### [How to complete this task]
Skip the images and restate every line of the records exactly.
--- Records supplied ---
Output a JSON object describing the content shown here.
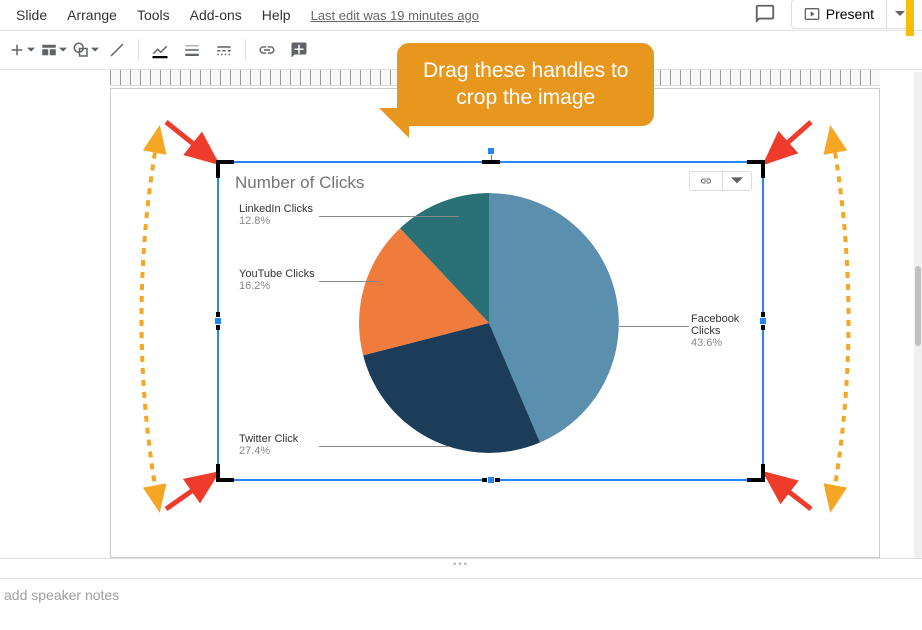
{
  "menu": {
    "slide": "Slide",
    "arrange": "Arrange",
    "tools": "Tools",
    "addons": "Add-ons",
    "help": "Help"
  },
  "last_edit": "Last edit was 19 minutes ago",
  "present_label": "Present",
  "callout": {
    "line1": "Drag these handles to",
    "line2": "crop the image"
  },
  "chart_data": {
    "type": "pie",
    "title": "Number of Clicks",
    "series": [
      {
        "name": "Facebook Clicks",
        "value": 43.6,
        "label": "43.6%",
        "color": "#5b8fae"
      },
      {
        "name": "Twitter Click",
        "value": 27.4,
        "label": "27.4%",
        "color": "#1c3d5a"
      },
      {
        "name": "YouTube Clicks",
        "value": 16.2,
        "label": "16.2%",
        "color": "#ef7b3c"
      },
      {
        "name": "LinkedIn Clicks",
        "value": 12.8,
        "label": "12.8%",
        "color": "#2a7177"
      }
    ]
  },
  "notes_placeholder": "add speaker notes"
}
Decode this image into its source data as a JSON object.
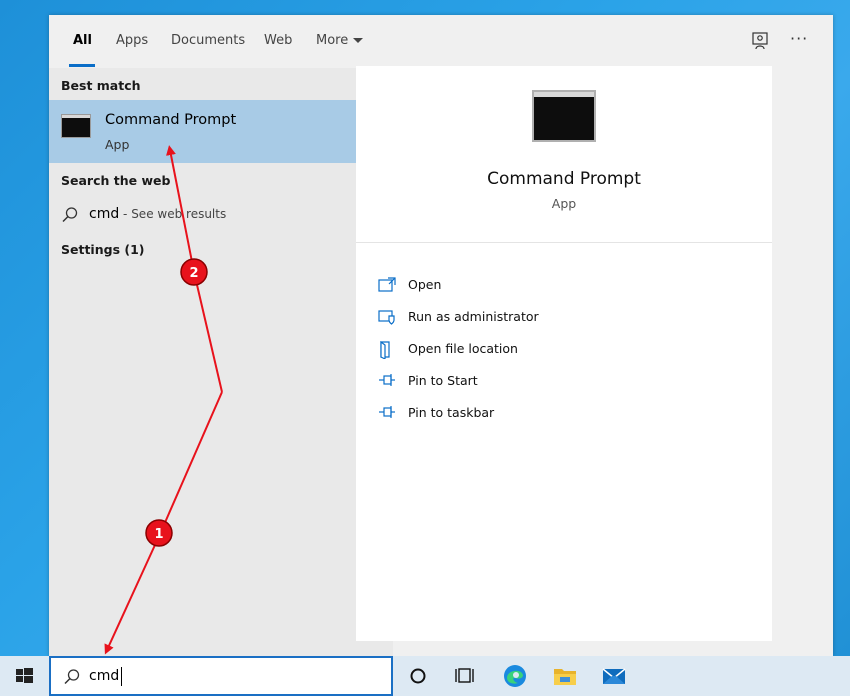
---
### [Result]
Output a JSON object describing the content shown here.
{
  "menu": {
    "slide": "Slide",
    "arrange": "Arrange",
    "tools": "Tools",
    "addons": "Add-ons",
    "help": "Help"
  },
  "last_edit": "Last edit was 19 minutes ago",
  "present_label": "Present",
  "callout": {
    "line1": "Drag these handles to",
    "line2": "crop the image"
  },
  "chart_data": {
    "type": "pie",
    "title": "Number of Clicks",
    "series": [
      {
        "name": "Facebook Clicks",
        "value": 43.6,
        "label": "43.6%",
        "color": "#5b8fae"
      },
      {
        "name": "Twitter Click",
        "value": 27.4,
        "label": "27.4%",
        "color": "#1c3d5a"
      },
      {
        "name": "YouTube Clicks",
        "value": 16.2,
        "label": "16.2%",
        "color": "#ef7b3c"
      },
      {
        "name": "LinkedIn Clicks",
        "value": 12.8,
        "label": "12.8%",
        "color": "#2a7177"
      }
    ]
  },
  "notes_placeholder": "add speaker notes"
}
Decode this image into its source data as a JSON object.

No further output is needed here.